The “natural text” format of spells is starting to break down, especially as they include more complex spells; it’s harder and harder to skim the text block for the one bit of information that answers the question you have right now in gameplay. Pulling out range, duration, area of effect, type and number of targets, and required components is looking more and more like good information presentation – I mean, there were very solid reasons that almost every edition of D&D has done this! (Reminder: I started in 2e.)
Huh. They’ve gotten rid of all of the “if your target has at least X many hit points at maximum, the spell has no or reduced effect” business. That’s good, at least. (But they shoved it right back into the game in the guise of Turn Undead.)
ETA: No, wait, they just got rid of some of them. Command is still hit-point-based, and I still hate it. Also, let’s talk about rituals… if “I have to prepare the spell” is my way around spending 500 gold pieces for divination, that’s not an interesting choice – it would be incredibly rare that I was in enough of a hurry to perform the ritual (instead of just preparing the spell tomorrow) but not enough of a hurry that its one-hour casting time was too long for me to cast it. Identify, on the other hand, is just the opposite case – 10 minutes and 10 gold makes this another non-choice, but for this one I’d always use the ritual.
It’s late and I’m not really interested in combing through their revised numbers here.
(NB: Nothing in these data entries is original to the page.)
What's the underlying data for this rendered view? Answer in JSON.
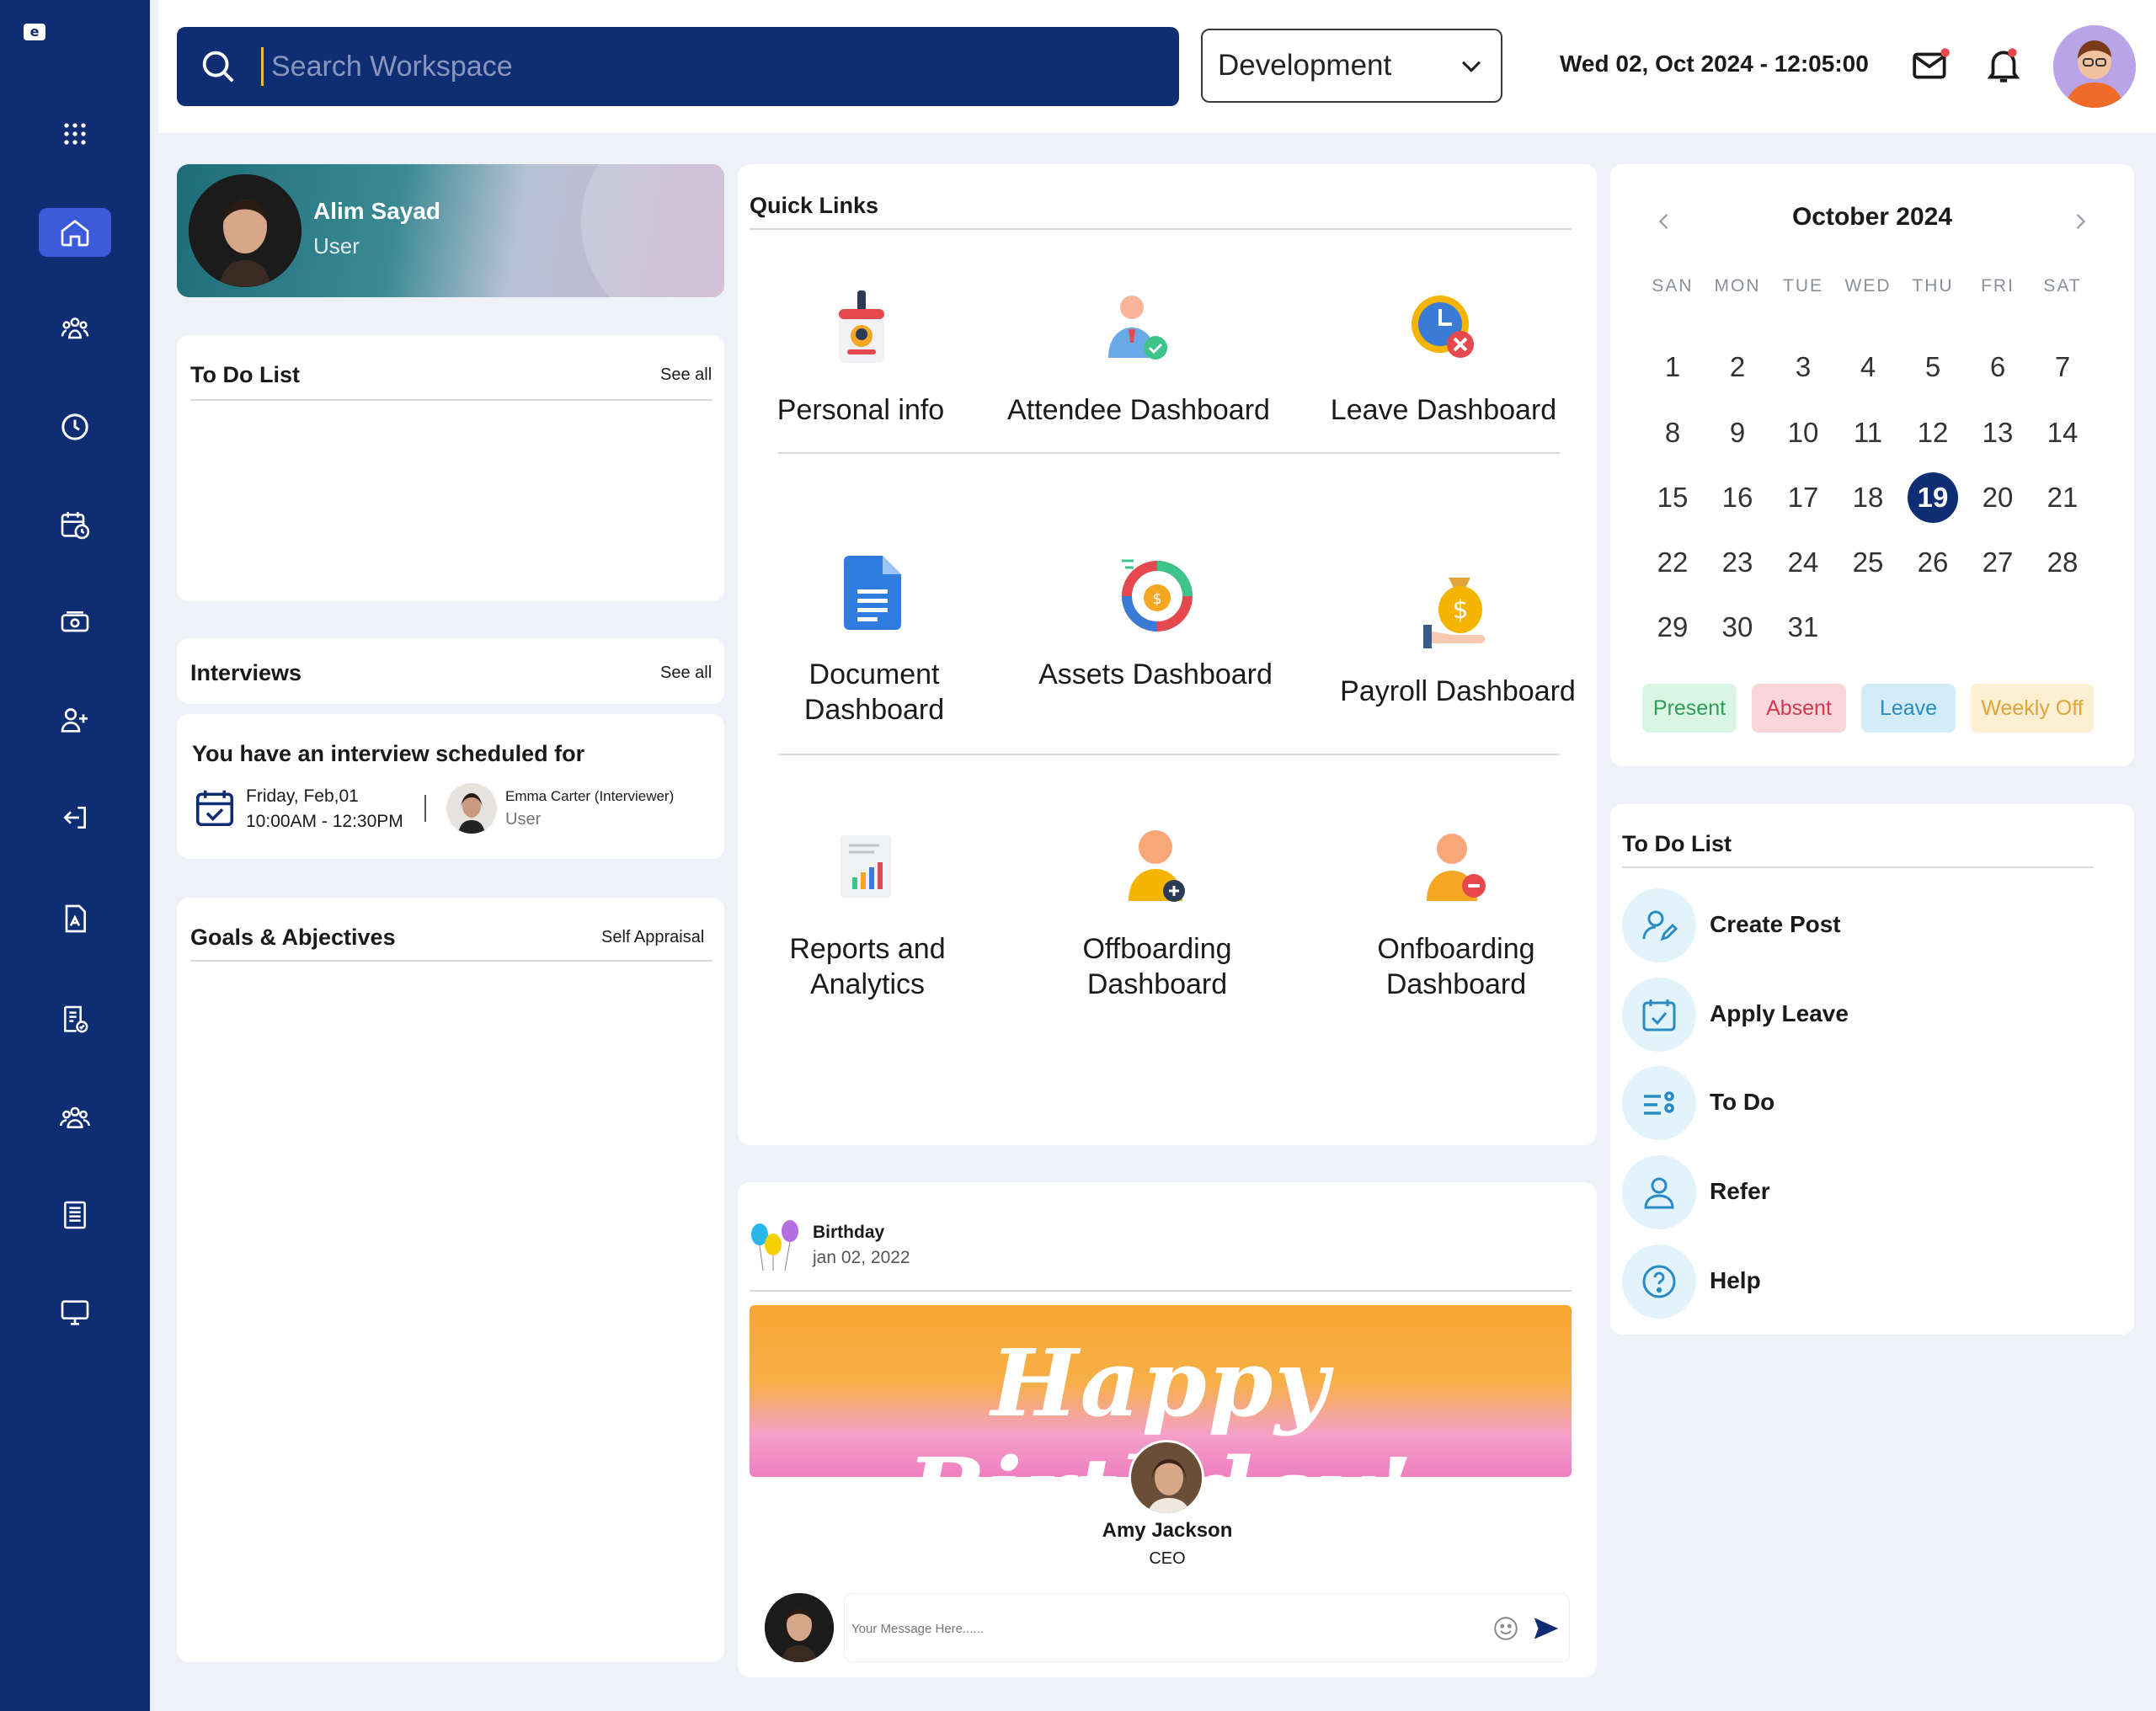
{
  "app": {
    "logo": "e"
  },
  "sidebar": {
    "items": [
      {
        "name": "apps-grid-icon"
      },
      {
        "name": "home-icon"
      },
      {
        "name": "team-icon"
      },
      {
        "name": "clock-icon"
      },
      {
        "name": "calendar-clock-icon"
      },
      {
        "name": "payroll-icon"
      },
      {
        "name": "add-user-icon"
      },
      {
        "name": "logout-icon"
      },
      {
        "name": "document-icon"
      },
      {
        "name": "checklist-icon"
      },
      {
        "name": "group-icon"
      },
      {
        "name": "report-icon"
      },
      {
        "name": "monitor-icon"
      }
    ]
  },
  "header": {
    "search_placeholder": "Search Workspace",
    "department": "Development",
    "datetime": "Wed 02, Oct 2024 - 12:05:00"
  },
  "profile": {
    "name": "Alim Sayad",
    "role": "User"
  },
  "todo_left": {
    "title": "To Do List",
    "see_all": "See all"
  },
  "interviews": {
    "title": "Interviews",
    "see_all": "See all",
    "headline": "You have an interview scheduled for",
    "date": "Friday, Feb,01",
    "time": "10:00AM - 12:30PM",
    "interviewer": "Emma Carter (Interviewer)",
    "interviewer_role": "User"
  },
  "goals": {
    "title": "Goals & Abjectives",
    "link": "Self Appraisal"
  },
  "quick_links": {
    "title": "Quick Links",
    "items": [
      {
        "label": "Personal info"
      },
      {
        "label": "Attendee Dashboard"
      },
      {
        "label": "Leave Dashboard"
      },
      {
        "label": "Document Dashboard"
      },
      {
        "label": "Assets Dashboard"
      },
      {
        "label": "Payroll Dashboard"
      },
      {
        "label": "Reports and Analytics"
      },
      {
        "label": "Offboarding Dashboard"
      },
      {
        "label": "Onfboarding Dashboard"
      }
    ]
  },
  "birthday": {
    "title": "Birthday",
    "date": "jan 02, 2022",
    "banner": "Happy Birthday!",
    "person": "Amy Jackson",
    "person_role": "CEO",
    "message_placeholder": "Your Message Here......"
  },
  "calendar": {
    "month": "October 2024",
    "weekdays": [
      "SAN",
      "MON",
      "TUE",
      "WED",
      "THU",
      "FRI",
      "SAT"
    ],
    "days": [
      "1",
      "2",
      "3",
      "4",
      "5",
      "6",
      "7",
      "8",
      "9",
      "10",
      "11",
      "12",
      "13",
      "14",
      "15",
      "16",
      "17",
      "18",
      "19",
      "20",
      "21",
      "22",
      "23",
      "24",
      "25",
      "26",
      "27",
      "28",
      "29",
      "30",
      "31"
    ],
    "today": "19",
    "legend": [
      "Present",
      "Absent",
      "Leave",
      "Weekly Off"
    ]
  },
  "todo_right": {
    "title": "To Do List",
    "items": [
      {
        "label": "Create Post"
      },
      {
        "label": "Apply Leave"
      },
      {
        "label": "To Do"
      },
      {
        "label": "Refer"
      },
      {
        "label": "Help"
      }
    ]
  },
  "colors": {
    "sidebar": "#0f2d73",
    "accent": "#3b5bdb",
    "present_bg": "#d9f5e3",
    "present_fg": "#2f9e5a",
    "absent_bg": "#f9d6da",
    "absent_fg": "#d0394f",
    "leave_bg": "#d4ecf8",
    "leave_fg": "#2a8bc4",
    "weekly_bg": "#fcefd2",
    "weekly_fg": "#e0a43a"
  }
}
I’ll simply say that the balance still doesn’t look right – monsters look too fragile by a long shot, and in general monsters need to be doing more damage. I’m sure they’ve torn their hair out at the idea that PCs are too fragile (which I do believe) while at the same time monsters don’t do enough damage. I can explain that briefly – PC damage is completely, wildly out of scale with monster damage. If a PC fought his opposite number (the dreaded Evil Adventuring Party, for example), there wouldn’t be more than about two rounds of fighting. On some level, PCs judge their toughness on the scale that their own character sheets offer them: the damage expressions of their own weapons. A first-level fighter could easily be dealing 1d12+1d4+4 damage: an average of 13, which coincidentally is probably also that fighter’s hit point total, if he was lucky.
They’ve also slashed the XP totals, including the XP required to level. Second level: 160 xp. Now that’s all relative and doesn’t exactly mean anything… but it feels really strange to read. Taken in the context of the Encounter Building guidelines, though, it shows me that they expect four goblins to be a Tough challenge for a party. Not happening – I would expect the goblins to be a modest challenge for 1-2 characters, at best. Alternately, a single hobgoblin is a Tough challenge for a party of four – again, not happening. That is just not how the economy of actions works, considering that the hobgoblin will almost certainly be dead in the first round.
More than other areas of the playtest rules, this makes me wonder about the flavor of D&D that they’re playing in WotC HQ. Is this really the style now? Look, the thrash-metal D&D that 4e sometimes represented wasn’t for me. But I don’t want to see that the DM is wearing kid gloves, either.
In conclusion, there’s more good architecture here, but the implementation and final numbers are a mess. The best new changes are the rogue using Expertise dice, the Arcane Traditions giving wizards more differentiation, the introduction of Concentration as a limiting factor, and dwarves losing poison immunity.